Harissa (Arabic حريصا) is a mountain village in Lebanon. The village, which is located 650 meters above sea level, is home to an important Lebanese pilgrimage site, Our Lady of Lebanon.[1] The village is located 20 km north of Beirut, and accessible from the coastal city of Jounieh either by road or by a nine-minute journey by a gondola lift, known as the Téléphérique. It attracts both pilgrims and tourists who want to enjoy views of the bay of Jounieh.

Founding of the Shrine[edit]

Observation deck at the Shrine

Harissa is about 12 miles from Beirut and at around 2000 m above sea level. It is a key Christian pilgrimage site with a shrine dedicated to Our Lady of Lebanon (Notre Dame du Liban). In 1904, Patriarch Elias Hoyek, on the 50th anniversary of the proclamation of the Dogma of the Immaculate Conception, announced the foundation of the building of Our Lady of Lebanon. The shrine belongs to the Maronite Patriarchate who entrusted its administration to the Congregation of Maronite Lebanese Missionaries since its foundation in 1904. The original church was built by Sleiman Yakoub Hokayim from Batrun. The mountain is called Harissa (after the village at the peak of the mountain). When it was inaugurated in 1908 the Patriarch dedicated Lebanon to the Virgin Mary: "Oh Mary, Queen of mountains and seas and Queen of our beloved Lebanon….” The Patriarch Hoyek designated the first Sunday in the month of May as the Feast of Our Lady of Lebanon. On this day the Maronite Patriarch and all the Lebanese Bishops celebrate the Divine Liturgy in the open air at the Shrine of Our Lady of Lebanon. It is one of the most important shrines in the world honoring the Virgin Mary.

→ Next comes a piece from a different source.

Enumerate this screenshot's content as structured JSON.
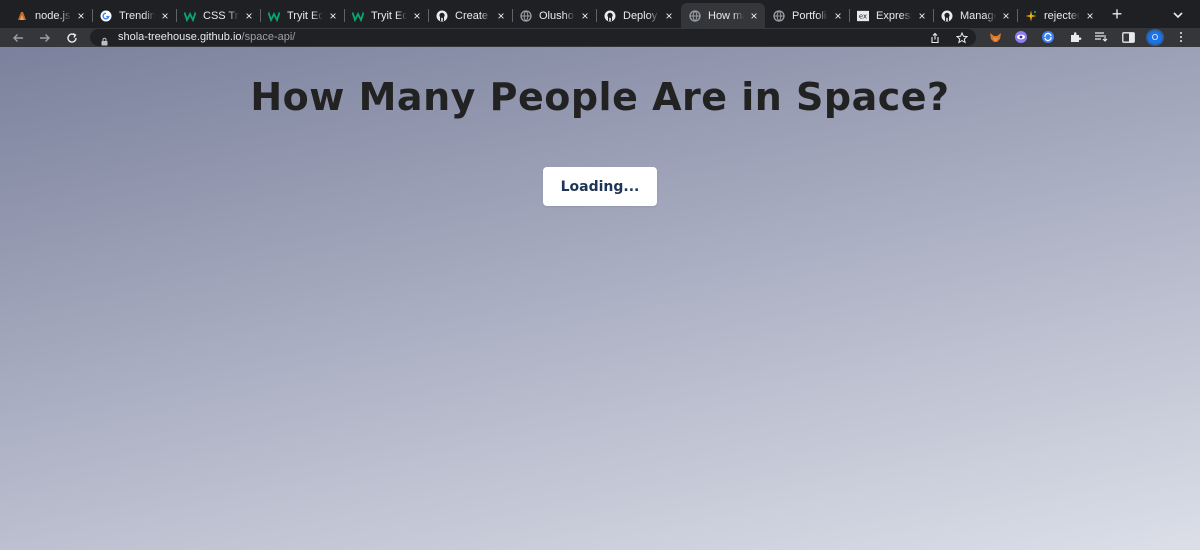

The shrine is highlighted by a huge, 15-ton bronze statue of the Immaculate Conception, Mother of God. It is 8.5 m high, and has a diameter of five meters. The Virgin Mary stretches her hands towards Beirut. The shrine of Our Lady of Lebanon draws millions of faithful both Christians and Muslims from all over the world. The 50th jubilee in 1954 was also the hundredth anniversary of the establishment of the Immaculate Conception. During these Jubilee celebrations, Pope Pius XII sent his representative, Cardinal Angelo Roncalli to Lebanon, the later Pope John XXIII. Pope John Paul II visited Our Lady of Lebanon in 1997. The Congregation of Maronite Lebanese Missionaries, responsible for the administration, works at reinforcing relations among all local Churches, Christian communities and apostolic movements.

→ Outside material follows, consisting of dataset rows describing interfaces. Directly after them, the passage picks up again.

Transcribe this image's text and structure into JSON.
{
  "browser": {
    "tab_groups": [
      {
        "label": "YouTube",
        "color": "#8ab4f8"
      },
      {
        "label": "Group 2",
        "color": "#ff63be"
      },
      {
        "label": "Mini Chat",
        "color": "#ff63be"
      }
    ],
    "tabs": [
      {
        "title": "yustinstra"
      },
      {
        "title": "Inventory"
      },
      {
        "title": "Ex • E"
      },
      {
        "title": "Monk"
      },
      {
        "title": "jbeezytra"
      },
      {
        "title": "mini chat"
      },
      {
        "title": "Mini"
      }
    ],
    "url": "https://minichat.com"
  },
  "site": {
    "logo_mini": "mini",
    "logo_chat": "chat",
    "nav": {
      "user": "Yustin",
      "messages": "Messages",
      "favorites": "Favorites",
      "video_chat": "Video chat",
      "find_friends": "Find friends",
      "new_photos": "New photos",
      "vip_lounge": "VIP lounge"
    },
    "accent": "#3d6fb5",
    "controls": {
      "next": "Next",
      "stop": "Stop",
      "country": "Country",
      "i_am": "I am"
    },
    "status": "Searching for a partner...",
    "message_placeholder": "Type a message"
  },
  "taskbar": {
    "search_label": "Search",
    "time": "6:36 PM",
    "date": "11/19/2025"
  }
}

Religious significance of the Shrine[edit]

The famed pilgrimage site there is a huge 15-ton bronze (and painted white) statue of Virgin Mary, known as Our Lady of Lebanon or Notre Dame du Liban, with her arms outstretched. The statue was made at the end of the 19th century and inaugurated in 1908, on land donated by the noble Maronite Khazen family.[2] Inside the statue's base, there is a small chapel. A huge Brutalist Maronite cathedral built of concrete and glass stands right beside the statue.

Among other churches of various denominations, it is worth mentioning the Byzantine-style, Melkite Greek Catholic basilica of St. Paul, located south of the statue and built between 1948 and 1998. The Apostolic Nunciature (Papal Embassy), as well as the residences of four patriarchs of Eastern Catholic Churches, are in the vicinity of Harissa and Our Lady of Lebanon.[3]

On 10 May 1997, Pope John Paul II visited Harissa.

On 15 September 2012, Pope Benedict XVI visited Harissa, including a visit to Our Lady Of Lebanon.[4]

Twin cities[edit]


External links[edit]